|EP2119414A1||Jun 3, 2005||Nov 18, 2009||Straumann Holding AG||Coupling for a multi-part dental implant system|
|EP2260788A2||Jun 3, 2005||Dec 15, 2010||Straumann Holding AG||Improved coupling for a multi-part dental implant system|
|EP3115018A1||Jun 3, 2005||Jan 11, 2017||Straumann Holding AG||Improved coupling for a multi-part dental implant system|
|WO1994020396A1 *||Mar 14, 1994||Sep 15, 1994||Technivac Limited||Vacuum apparatus|
|WO2001085584A1 *||May 4, 2001||Nov 15, 2001||Pescia Antonio Crovara||Chute for forced immersion of an article|
|WO2006128620A2||May 23, 2006||Dec 7, 2006||Straumann Holding Ag||Coupling for a multi-part dental implant system|
|U.S. Classification||406/153, 406/41, 406/92, 406/93, 406/192, 406/151, 406/94, 406/39|
|Oct 29, 1996||REMI||Maintenance fee reminder mailed|
|Mar 23, 1997||LAPS||Lapse for failure to pay maintenance fees|

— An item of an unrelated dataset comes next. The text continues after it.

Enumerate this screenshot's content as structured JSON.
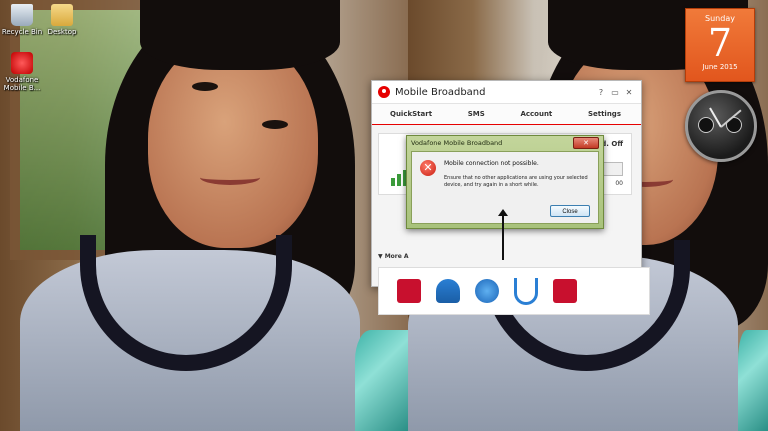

|Jun 3, 1997||FP||Expired due to failure to pay maintenance fee|
Effective date: 19970326